3. You are likely thinking about food by now. A Thai person certainly would be 😉

Decide which stop you would like to have lunch at.

  • Icon Siam might appeal if the weather is not ideal, or the heat is getting to you. Their famous floating market food court on the ground floor or one of the many the restaurants on the upper floors makes a great place to take a break.
  • Sathorn works too. If you want a more local experience. Head to Jacks Bar, which is right on the riverfront. Alternatively, check out the food court at Robertson’s Department store near the pier. After lunch, you could wander past the Sathorn Canal murals a short walk away.
  • Finally, Tha Maharaj offers waterfront dining with river views.

4. For your final bit of exploring today of the day pick one of the following – or perhaps both if you have made good time.

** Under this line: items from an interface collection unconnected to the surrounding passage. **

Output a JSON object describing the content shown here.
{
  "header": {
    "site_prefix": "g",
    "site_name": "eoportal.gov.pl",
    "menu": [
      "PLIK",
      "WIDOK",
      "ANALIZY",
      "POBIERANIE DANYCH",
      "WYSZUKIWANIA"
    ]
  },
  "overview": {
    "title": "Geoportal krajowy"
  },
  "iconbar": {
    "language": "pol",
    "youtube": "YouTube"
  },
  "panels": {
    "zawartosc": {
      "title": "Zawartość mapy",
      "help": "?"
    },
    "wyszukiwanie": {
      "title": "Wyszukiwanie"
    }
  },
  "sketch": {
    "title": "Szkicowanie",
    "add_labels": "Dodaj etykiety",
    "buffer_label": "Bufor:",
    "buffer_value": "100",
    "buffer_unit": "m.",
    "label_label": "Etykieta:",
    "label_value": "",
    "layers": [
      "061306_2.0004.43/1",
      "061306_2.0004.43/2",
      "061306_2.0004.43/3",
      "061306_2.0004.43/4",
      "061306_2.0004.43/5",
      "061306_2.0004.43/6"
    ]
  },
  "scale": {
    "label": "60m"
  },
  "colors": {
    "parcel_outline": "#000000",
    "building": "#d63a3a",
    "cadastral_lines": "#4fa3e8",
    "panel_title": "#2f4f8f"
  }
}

  • After lunch you might like to visit the Flower Market from Rajini Pier
  • Still got plenty in the tank? We recommend you get off the ferry at Phra Athit and take our suggested walk to Chinatown, stopping at the Golden Mount Temple and Ong Ang Canal along the way.

5. This itinerary will see you out of time or energy by 5pm just when Chinatown comes alive. If you have already visited Chinatown, jump back on the ferry and head to Asiatique for the night market and plenty more food!

Asiatique Bangkok wheel
Asiatique Sky Ferris wheel in Bangkok is a great way to see the city after dark

Tips for riding the tourist HOHO boat in Bangkok

  • If you miss your ferry, don’t feel you need to wait 30 minutes for the next one.
  • Ride the top deck early in the morning and take your river photos before the midday heat hits. Also, by later in the day, the boat is back to being busy since visitor numbers to Bangkok have risen again.
  • The boat stops at all piers but not for long, so be ready on the lower level to exit before you reach the stop you need.
  • Don’t try to do all the suggested walks above in one day. Just pick a couple that grab your interest and allow time to really enjoy them rather than rushing about trying to see it all.

We hope this helps you plan a really fun day out using the Chao Phraya Tourist Boat to explore more of Bangkok.

About the author: Paula Morgan first visited Thailand in 1999 and has been returning regularly ever since. This year she has spent 3 months discovering what’s new. She loves exploring its less visited spots, not just the iconic landmarks and historic temples, but the hidden alleys, family run cafes and food stalls and the small communities in the islands of the south and the lush forests and mountains of Thailand’s north.